This assignment has two parts.

In the first part, you will program three bandit algorithms (epsilon-greedy, Thompson sampling and UCB) and two RL algorithms (REINFORCE and model-based RL) in Python. More specifically, fill in the functions in the skeleton code of the file RL2.py. This file requires the file MDP.py that you programmed in Assignment 1 so make sure to include it in the same directory. The file TestRL2.py contains a simple bandit and a simple RL problem to test your functions (i.e. the output of each function will be printed to the screen). You can verify that your code compiles properly by running "python TestRL2.py".

- Skeleton code: RL2.py (requires MDP.py from assignment 1)
- Simple RL problem to test your code: TestRL2.py

**Submit the following material via Crowdmark:**

- Your Python code.
- Test your code for REINFORCE and model-based RL with the maze problem described in TestRL2Maze.py (same maze problem as in Assignment 1). Produce a graph where the x-axis indicates the episode # (from 0 to 200) and the y-axis indicates the average (based on 100 trials) of the cumulative discounted rewards per episode (100 steps) when each episode starts in state 0. The graph should contain 3 curves corresponding to
- REINFORCE (alpha=0.01, the initial policy parameters are chosen uniformly at random for each state-action pair)
- Model-based RL (epsilon=0.05, the default transition function is uniform when a state-action pair has not been visited and the initial expected reward is 0 for all state-action pairs)
- Q-learning (epsilon=0.05 and the initial Q-function is 0 for all state-action pairs)

- Test your code for UCB, epsilon-greedy bandit and Thompson sampling with the simple multi-armed bandit problem described in TestBandit.py. Produce a graph where the x-axis indicates the iteration # (from 0 to 200) and the y-axis indicates the average (based on 1000 trials) of the reward earned at each iteration. The graph should contain 3 curves corresponding to
- UCB
- Epsilon-greedy bandit (epsilon = 1 / # iterations)
- Thompson sampling (k=1 and prior consists of Beta distributions with all hyper parameters set to 1)

In the second part of the assignment, you will program the Soft Q-Learning and Soft Actor Critic algorithms (see the module on Maximum Entropy Reinforcement Learning). You will test your implementation on the cartpole problem. Start by downloading and running the following implementation of DQN in Pytorch. Then modify this DQN implementation to obtain Soft Q-Learning and Soft Actor Critic.
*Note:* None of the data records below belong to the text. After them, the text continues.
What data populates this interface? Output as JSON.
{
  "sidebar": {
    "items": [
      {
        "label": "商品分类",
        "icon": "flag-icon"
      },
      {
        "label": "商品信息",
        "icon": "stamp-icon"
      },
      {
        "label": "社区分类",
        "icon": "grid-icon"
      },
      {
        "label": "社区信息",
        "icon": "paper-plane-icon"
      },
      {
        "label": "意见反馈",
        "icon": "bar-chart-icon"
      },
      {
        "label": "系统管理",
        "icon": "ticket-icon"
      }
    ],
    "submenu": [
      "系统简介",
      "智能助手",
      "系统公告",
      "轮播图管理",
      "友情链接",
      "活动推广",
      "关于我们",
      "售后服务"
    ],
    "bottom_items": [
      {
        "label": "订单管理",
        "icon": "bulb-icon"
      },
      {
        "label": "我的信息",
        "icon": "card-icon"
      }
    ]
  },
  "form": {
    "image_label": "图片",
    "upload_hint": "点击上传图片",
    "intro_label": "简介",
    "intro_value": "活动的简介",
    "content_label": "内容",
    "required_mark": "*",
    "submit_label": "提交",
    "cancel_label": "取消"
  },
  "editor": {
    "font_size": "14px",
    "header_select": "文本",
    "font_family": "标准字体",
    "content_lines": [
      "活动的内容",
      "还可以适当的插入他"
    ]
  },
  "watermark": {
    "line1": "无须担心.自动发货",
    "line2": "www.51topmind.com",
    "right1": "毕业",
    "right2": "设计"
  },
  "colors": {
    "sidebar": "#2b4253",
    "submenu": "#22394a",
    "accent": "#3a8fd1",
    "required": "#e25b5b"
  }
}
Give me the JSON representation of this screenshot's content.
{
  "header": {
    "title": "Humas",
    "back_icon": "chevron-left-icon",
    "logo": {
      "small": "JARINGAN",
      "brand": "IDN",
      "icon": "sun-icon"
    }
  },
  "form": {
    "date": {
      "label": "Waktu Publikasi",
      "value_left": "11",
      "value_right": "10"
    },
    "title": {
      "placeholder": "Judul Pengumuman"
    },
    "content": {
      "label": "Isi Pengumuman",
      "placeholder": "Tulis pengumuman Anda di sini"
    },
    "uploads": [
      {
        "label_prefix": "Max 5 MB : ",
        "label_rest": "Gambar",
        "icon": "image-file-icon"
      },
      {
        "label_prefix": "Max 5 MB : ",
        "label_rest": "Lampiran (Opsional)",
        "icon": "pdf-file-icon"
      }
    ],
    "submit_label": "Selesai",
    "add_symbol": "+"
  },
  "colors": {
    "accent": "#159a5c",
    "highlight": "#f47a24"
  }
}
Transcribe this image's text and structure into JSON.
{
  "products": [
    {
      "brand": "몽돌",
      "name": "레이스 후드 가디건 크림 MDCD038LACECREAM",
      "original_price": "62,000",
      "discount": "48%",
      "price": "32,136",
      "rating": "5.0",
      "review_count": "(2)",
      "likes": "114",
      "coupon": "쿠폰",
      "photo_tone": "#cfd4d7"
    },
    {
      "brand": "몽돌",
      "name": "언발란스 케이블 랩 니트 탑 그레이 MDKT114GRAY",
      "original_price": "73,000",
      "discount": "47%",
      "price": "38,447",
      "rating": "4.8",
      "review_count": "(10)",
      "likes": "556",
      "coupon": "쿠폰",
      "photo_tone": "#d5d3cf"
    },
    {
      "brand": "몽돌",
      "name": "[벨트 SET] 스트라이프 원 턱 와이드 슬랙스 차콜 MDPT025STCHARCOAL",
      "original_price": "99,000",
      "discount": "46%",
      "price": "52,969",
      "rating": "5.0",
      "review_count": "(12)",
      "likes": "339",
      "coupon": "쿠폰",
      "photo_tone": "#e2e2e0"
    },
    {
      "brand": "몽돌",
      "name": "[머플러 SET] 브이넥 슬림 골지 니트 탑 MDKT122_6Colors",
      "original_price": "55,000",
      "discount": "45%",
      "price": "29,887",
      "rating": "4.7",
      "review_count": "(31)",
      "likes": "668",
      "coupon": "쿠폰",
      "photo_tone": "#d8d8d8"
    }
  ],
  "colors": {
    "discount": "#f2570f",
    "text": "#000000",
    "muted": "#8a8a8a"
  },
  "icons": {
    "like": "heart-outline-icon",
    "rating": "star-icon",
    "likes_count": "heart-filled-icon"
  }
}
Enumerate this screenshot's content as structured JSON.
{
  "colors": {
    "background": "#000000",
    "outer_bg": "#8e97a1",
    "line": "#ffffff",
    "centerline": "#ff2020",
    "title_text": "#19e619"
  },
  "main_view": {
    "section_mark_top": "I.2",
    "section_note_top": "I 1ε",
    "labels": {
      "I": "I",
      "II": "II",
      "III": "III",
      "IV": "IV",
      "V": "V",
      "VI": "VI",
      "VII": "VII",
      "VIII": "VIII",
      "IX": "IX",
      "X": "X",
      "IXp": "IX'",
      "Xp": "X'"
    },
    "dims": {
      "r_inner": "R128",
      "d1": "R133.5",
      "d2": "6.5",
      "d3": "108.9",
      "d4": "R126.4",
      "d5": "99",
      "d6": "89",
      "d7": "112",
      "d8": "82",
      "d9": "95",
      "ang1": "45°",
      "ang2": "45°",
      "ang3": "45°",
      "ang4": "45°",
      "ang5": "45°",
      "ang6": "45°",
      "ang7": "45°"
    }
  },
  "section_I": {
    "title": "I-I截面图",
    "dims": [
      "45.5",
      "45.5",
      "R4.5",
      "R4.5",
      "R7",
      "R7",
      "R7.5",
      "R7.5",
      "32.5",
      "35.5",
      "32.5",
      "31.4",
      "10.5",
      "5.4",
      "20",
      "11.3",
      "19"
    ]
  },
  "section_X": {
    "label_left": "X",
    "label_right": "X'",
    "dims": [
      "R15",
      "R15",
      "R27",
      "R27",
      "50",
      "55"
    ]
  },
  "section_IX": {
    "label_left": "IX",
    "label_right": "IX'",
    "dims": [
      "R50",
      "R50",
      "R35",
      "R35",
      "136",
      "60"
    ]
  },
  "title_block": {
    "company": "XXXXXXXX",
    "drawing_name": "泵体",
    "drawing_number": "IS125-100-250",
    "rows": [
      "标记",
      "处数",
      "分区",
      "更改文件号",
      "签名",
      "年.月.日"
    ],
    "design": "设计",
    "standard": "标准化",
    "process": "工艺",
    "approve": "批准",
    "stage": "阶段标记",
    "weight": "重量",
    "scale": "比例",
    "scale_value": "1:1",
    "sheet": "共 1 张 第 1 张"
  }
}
**Submit the following material via Crowdmark:**

- Your Python code.
- Produce a graph that shows the performance of DQN on the cartpole problem with epsilon greedy exploration. This will serve as a baseline to compare Soft Q-Learning and Soft Actor Cirtic. Run the code above without any modification and it should automatically produce a graph where the x-axis is the number of episodes (up to 2000 episodes) and the y-axis is the number of steps before the pole falls. There will be two curves: a) number of steps before the pole falls in each episode, b) average number of steps before the pole falls for the past 100 episodes.
- Produce 4 graphs that show the performance of Soft Q-Learning on the cartpole problem for 4 different values of the temperature lambda: 0.02, 0.05, 0.1, 0.2. In your implementation of Soft Q-Learning, do exploration by sampling from the softmax policy. The four graphs should each have 2 curves that show the number of steps before the pole falls in each episode and the average number of steps before the pole falls in the last 100 episodes.
- Produce 4 graphs that show the performance of Soft Actor Critic on the cartpole problem for 4 different values of the temperature lambda: 0.02, 0.05, 0.1, 0.2. In your implementation of Soft Actor Critic, do exploration by sampling actions from the policy network, which encodes a stochastic actor. The four graphs should each have 2 curves that show the number of steps before the pole falls in each epiosde and the average number of steps before the pole falls in the last 100 episodes.
- Explain the results. Discuss how different properties of each algorithm influence the number of steps before the poll falls. Discuss also the impact of the temperature lambda.